With all the volatility in the markets, a dovish tilt from central banks, uncertainties over the global economy and geopolitical headwinds, now is the ideal time for your church’s financial leadership team to look carefully at your investments.

Here are some of the things you will want to consider.

1) What is the performance of your investments? How do your returns compare to benchmarks? Often returns are calculated on calendar dates. You might want to look at returns over a three- to five-year period. Note also that some firms quote returns before their fees and some after.

2) Review the purpose of your investments. Are you looking for long-term appreciation with a smaller annual distribution or are you investing for a shorter term when you will need most of the money? Income is generally the sum of market appreciation, dividends and interest income. Annual distributions on true funds are often a spending ratio applied to the rolling average of quarterly market values of the fund. Depending on the purpose of your investment, you may want to consider changes to your investment mix.

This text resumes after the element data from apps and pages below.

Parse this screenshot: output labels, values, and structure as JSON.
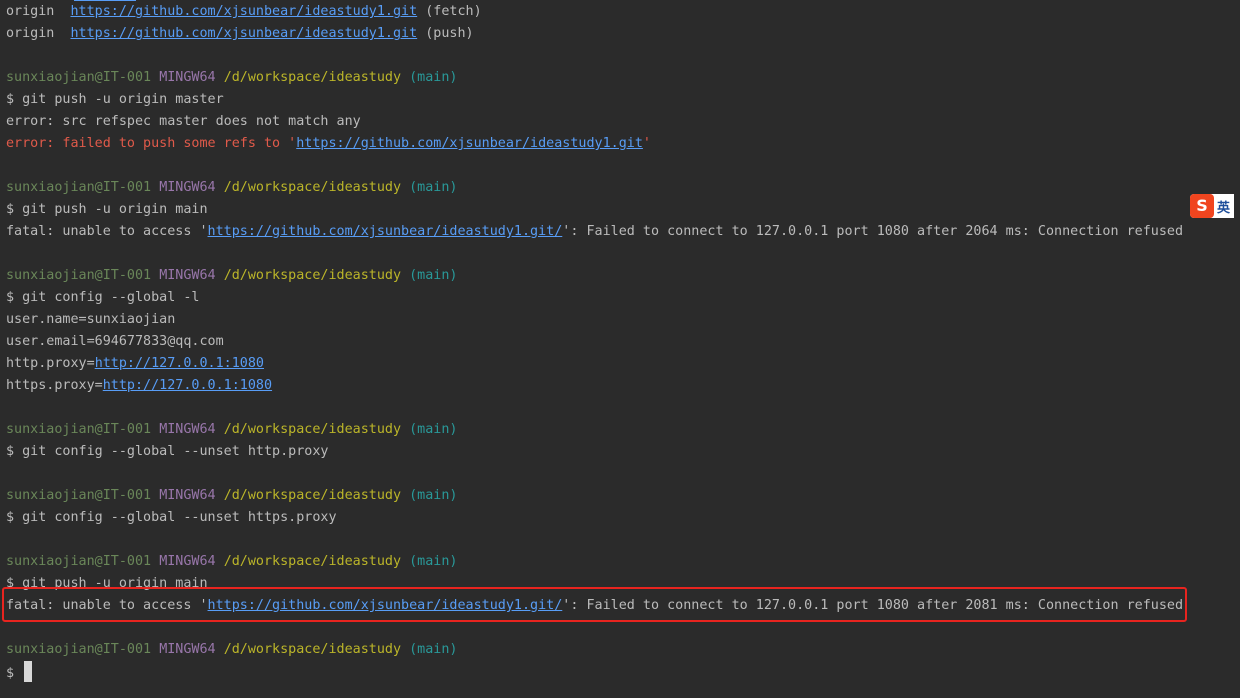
{
  "prompt": {
    "user": "sunxiaojian@IT-001",
    "env": "MINGW64",
    "path": "/d/workspace/ideastudy",
    "branch": "(main)"
  },
  "remote": {
    "name": "origin",
    "url": "https://github.com/xjsunbear/ideastudy1.git",
    "fetch_suffix": "(fetch)",
    "push_suffix": "(push)"
  },
  "cmds": {
    "push_master": "$ git push -u origin master",
    "push_main": "$ git push -u origin main",
    "config_list": "$ git config --global -l",
    "unset_http": "$ git config --global --unset http.proxy",
    "unset_https": "$ git config --global --unset https.proxy",
    "prompt_symbol": "$ "
  },
  "output": {
    "refspec_error": "error: src refspec master does not match any",
    "push_fail_prefix": "error: failed to push some refs to '",
    "push_fail_url": "https://github.com/xjsunbear/ideastudy1.git",
    "push_fail_suffix": "'",
    "fatal_prefix": "fatal: unable to access '",
    "fatal_url": "https://github.com/xjsunbear/ideastudy1.git/",
    "fatal1_suffix": "': Failed to connect to 127.0.0.1 port 1080 after 2064 ms: Connection refused",
    "fatal2_suffix": "': Failed to connect to 127.0.0.1 port 1080 after 2081 ms: Connection refused",
    "user_name": "user.name=sunxiaojian",
    "user_email": "user.email=694677833@qq.com",
    "http_proxy_key": "http.proxy=",
    "https_proxy_key": "https.proxy=",
    "proxy_url": "http://127.0.0.1:1080"
  },
  "ime": {
    "logo": "S",
    "mode": "英"
  },
  "colors": {
    "background": "#2b2b2b",
    "highlight_box": "#e8241f",
    "link": "#589df6",
    "error": "#e05a4a"
  }
}
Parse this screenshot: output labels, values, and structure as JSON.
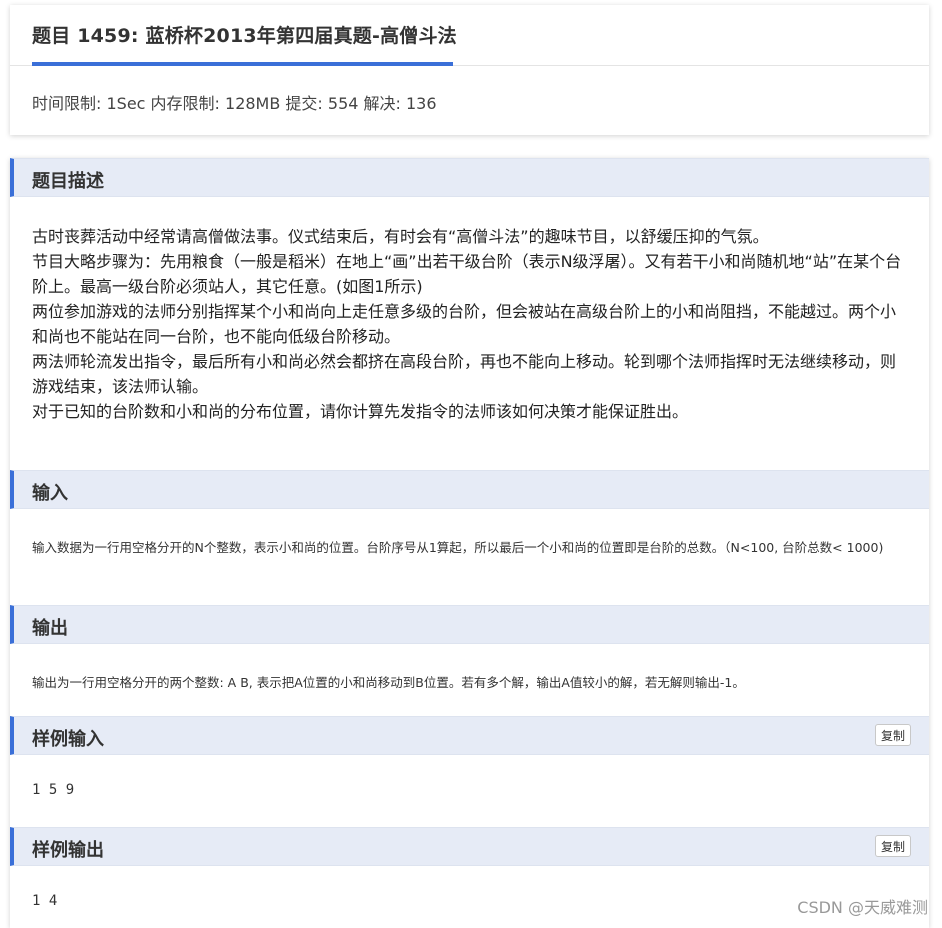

3) Review your appetite for risk. Equity investments over time generate higher returns. On the other hand, equities also offer higher volatility in line with stock market swings. As a result, the market may be up or down when you need the money. Fixed income securities and funds also carry market risk. However, the degree of change in their market values is historically much less. Investing in certificates avoids market risk. In general, the higher the risk, the higher the expected return and vice versa.

4) Review your provider. Are you getting the service you expect? How do your provider’s fees compare to others? Does your provider abide by the socially responsible investing principles required of United Methodist institutions under “The Book of Discipline of The United Methodist Church?” Are there hidden fees? Does your provider help by answering questions and providing documents?

5) Revisit your asset allocation. As the markets have appreciated this year, asset values have increased significantly. You may need to rebalance your portfolio to bring your asset allocation back into your desired target balance. Ideally, you should rebalance if your asset mix has tilted too heavily toward stocks or bonds by at least five percentage points.

If you would like to learn how to conduct an investment review, please contact Rev. Keith E. Lawder, GUMF President/CEO, at 770-449-6726, 877-220-5664, or klawder@gumf.org or Rev. Stephen A. Waldorf, GUMF Regional Vice President, at 478-746-9688 ext. 124, 478-747-0042, or swaldorf@gumf.org.